- _Problem description_:
In the listing below, count each line that contains "Painted". The reply is that count and nothing else.

----

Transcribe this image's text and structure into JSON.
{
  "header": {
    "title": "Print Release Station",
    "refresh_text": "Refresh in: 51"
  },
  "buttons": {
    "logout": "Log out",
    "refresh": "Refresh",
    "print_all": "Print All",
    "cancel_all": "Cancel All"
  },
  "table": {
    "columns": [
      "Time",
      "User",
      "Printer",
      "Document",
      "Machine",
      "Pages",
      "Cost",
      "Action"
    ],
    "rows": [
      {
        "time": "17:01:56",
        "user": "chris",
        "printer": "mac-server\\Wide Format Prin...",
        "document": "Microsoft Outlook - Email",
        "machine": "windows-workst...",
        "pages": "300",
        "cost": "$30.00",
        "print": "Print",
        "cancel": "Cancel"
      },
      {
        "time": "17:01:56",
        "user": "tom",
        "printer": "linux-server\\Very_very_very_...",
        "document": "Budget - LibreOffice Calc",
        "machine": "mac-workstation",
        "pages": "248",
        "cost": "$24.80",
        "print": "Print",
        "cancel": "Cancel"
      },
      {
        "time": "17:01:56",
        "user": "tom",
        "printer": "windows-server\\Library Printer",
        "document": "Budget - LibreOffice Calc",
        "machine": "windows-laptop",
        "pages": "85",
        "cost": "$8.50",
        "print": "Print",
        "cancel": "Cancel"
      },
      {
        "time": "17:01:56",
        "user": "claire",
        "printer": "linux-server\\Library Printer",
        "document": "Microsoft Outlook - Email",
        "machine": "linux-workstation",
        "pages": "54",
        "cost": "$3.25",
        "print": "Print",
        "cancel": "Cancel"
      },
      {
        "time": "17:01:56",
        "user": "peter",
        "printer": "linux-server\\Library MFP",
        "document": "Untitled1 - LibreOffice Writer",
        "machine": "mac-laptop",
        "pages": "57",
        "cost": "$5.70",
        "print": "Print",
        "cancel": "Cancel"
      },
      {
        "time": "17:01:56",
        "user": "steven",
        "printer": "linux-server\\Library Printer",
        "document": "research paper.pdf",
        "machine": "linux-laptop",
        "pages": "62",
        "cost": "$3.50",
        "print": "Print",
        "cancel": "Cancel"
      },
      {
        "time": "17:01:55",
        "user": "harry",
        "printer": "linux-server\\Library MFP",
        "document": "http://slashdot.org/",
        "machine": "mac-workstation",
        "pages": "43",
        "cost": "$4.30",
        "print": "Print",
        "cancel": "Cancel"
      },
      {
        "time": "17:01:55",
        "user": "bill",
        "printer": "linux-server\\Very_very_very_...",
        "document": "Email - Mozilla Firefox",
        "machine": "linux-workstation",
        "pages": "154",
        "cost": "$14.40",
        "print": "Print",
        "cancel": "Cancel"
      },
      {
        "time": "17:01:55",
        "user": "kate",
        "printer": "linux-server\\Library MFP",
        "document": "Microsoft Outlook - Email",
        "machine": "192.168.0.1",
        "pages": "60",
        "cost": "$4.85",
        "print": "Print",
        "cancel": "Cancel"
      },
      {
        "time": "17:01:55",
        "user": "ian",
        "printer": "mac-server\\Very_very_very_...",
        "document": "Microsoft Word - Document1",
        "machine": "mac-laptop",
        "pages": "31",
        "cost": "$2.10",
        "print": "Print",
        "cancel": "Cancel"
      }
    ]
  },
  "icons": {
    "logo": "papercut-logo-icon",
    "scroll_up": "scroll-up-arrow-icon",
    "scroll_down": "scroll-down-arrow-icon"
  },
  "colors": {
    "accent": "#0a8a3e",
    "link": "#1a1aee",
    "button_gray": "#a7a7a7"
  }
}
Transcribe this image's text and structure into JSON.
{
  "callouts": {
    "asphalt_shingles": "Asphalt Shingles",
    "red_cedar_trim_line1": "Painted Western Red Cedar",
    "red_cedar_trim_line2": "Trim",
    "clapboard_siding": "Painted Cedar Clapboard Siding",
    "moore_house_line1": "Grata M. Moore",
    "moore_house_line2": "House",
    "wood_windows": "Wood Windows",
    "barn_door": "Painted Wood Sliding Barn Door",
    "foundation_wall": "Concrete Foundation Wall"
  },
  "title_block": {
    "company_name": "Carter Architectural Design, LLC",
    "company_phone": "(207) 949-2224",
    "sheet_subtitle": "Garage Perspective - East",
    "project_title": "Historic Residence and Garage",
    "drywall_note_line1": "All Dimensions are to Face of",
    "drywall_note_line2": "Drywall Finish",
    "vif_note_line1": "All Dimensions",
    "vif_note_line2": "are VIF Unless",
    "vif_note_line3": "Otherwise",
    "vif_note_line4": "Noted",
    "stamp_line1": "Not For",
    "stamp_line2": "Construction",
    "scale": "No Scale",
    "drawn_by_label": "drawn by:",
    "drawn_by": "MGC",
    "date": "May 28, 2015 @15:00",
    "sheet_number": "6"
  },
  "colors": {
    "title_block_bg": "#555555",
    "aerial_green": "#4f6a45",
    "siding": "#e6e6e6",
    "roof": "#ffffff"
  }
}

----

- _Reply to the exercise_:
3